| WORK TO COMPLETE |
Make an exact copy of each entry, leaving out every picture.

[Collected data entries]

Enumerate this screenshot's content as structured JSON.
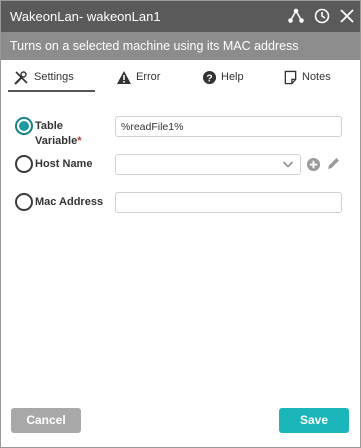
{
  "window": {
    "title": "WakeonLan-  wakeonLan1",
    "subtitle": "Turns on a selected machine using its MAC address"
  },
  "tabs": [
    {
      "label": "Settings",
      "icon": "tools-icon",
      "active": true
    },
    {
      "label": "Error",
      "icon": "warning-icon"
    },
    {
      "label": "Help",
      "icon": "help-icon"
    },
    {
      "label": "Notes",
      "icon": "notes-icon"
    }
  ],
  "form": {
    "table_variable": {
      "label_line1": "Table",
      "label_line2": "Variable",
      "required_mark": "*",
      "value": "%readFile1%",
      "selected": true
    },
    "host_name": {
      "label": "Host Name",
      "value": ""
    },
    "mac_address": {
      "label": "Mac Address",
      "value": ""
    }
  },
  "buttons": {
    "cancel": "Cancel",
    "save": "Save"
  },
  "colors": {
    "title_bg": "#5a5a5a",
    "subtitle_bg": "#8c8c8c",
    "accent": "#1ab5b8",
    "cancel": "#a8a8a8"
  }
}
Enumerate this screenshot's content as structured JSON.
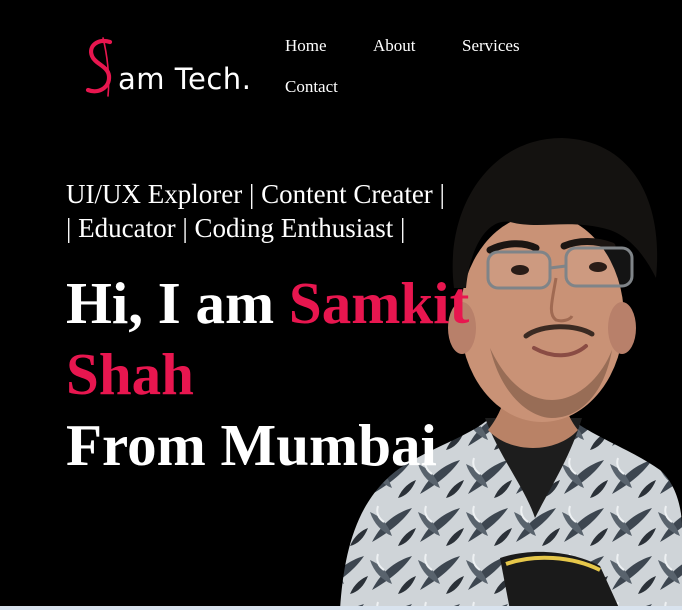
{
  "brand": {
    "mark": "S",
    "name": "am Tech.",
    "accent_color": "#e8164f"
  },
  "nav": {
    "items": [
      {
        "label": "Home"
      },
      {
        "label": "About"
      },
      {
        "label": "Services"
      },
      {
        "label": "Contact"
      }
    ]
  },
  "hero": {
    "tagline_line1": "UI/UX Explorer | Content Creater |",
    "tagline_line2": "| Educator | Coding Enthusiast |",
    "greeting": "Hi, I am ",
    "first_name": "Samkit",
    "last_name": "Shah",
    "location_line": "From Mumbai"
  },
  "photo": {
    "icon": "profile-photo"
  },
  "colors": {
    "background": "#000000",
    "text": "#ffffff",
    "accent": "#e8164f"
  }
}
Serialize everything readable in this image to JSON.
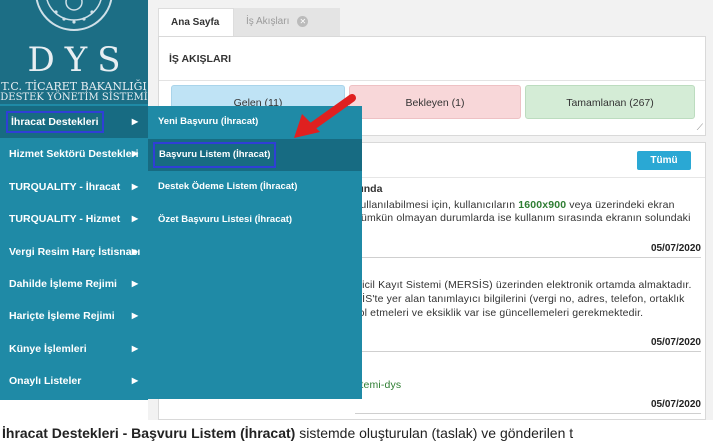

| ANSWER |
Enumerate this screenshot's content as structured JSON.
{
  "window": {
    "title": "WakeonLan-  wakeonLan1",
    "subtitle": "Turns on a selected machine using its MAC address"
  },
  "tabs": [
    {
      "label": "Settings",
      "icon": "tools-icon",
      "active": true
    },
    {
      "label": "Error",
      "icon": "warning-icon"
    },
    {
      "label": "Help",
      "icon": "help-icon"
    },
    {
      "label": "Notes",
      "icon": "notes-icon"
    }
  ],
  "form": {
    "table_variable": {
      "label_line1": "Table",
      "label_line2": "Variable",
      "required_mark": "*",
      "value": "%readFile1%",
      "selected": true
    },
    "host_name": {
      "label": "Host Name",
      "value": ""
    },
    "mac_address": {
      "label": "Mac Address",
      "value": ""
    }
  },
  "buttons": {
    "cancel": "Cancel",
    "save": "Save"
  },
  "colors": {
    "title_bg": "#5a5a5a",
    "subtitle_bg": "#8c8c8c",
    "accent": "#1ab5b8",
    "cancel": "#a8a8a8"
  }
}
Enumerate this screenshot's content as structured JSON.
{
  "brand": {
    "mark": "S",
    "name": "am Tech.",
    "accent_color": "#e8164f"
  },
  "nav": {
    "items": [
      {
        "label": "Home"
      },
      {
        "label": "About"
      },
      {
        "label": "Services"
      },
      {
        "label": "Contact"
      }
    ]
  },
  "hero": {
    "tagline_line1": "UI/UX Explorer | Content Creater |",
    "tagline_line2": "| Educator | Coding Enthusiast |",
    "greeting": "Hi, I am ",
    "first_name": "Samkit",
    "last_name": "Shah",
    "location_line": "From Mumbai"
  },
  "photo": {
    "icon": "profile-photo"
  },
  "colors": {
    "background": "#000000",
    "text": "#ffffff",
    "accent": "#e8164f"
  }
}
Serialize everything readable in this image to JSON.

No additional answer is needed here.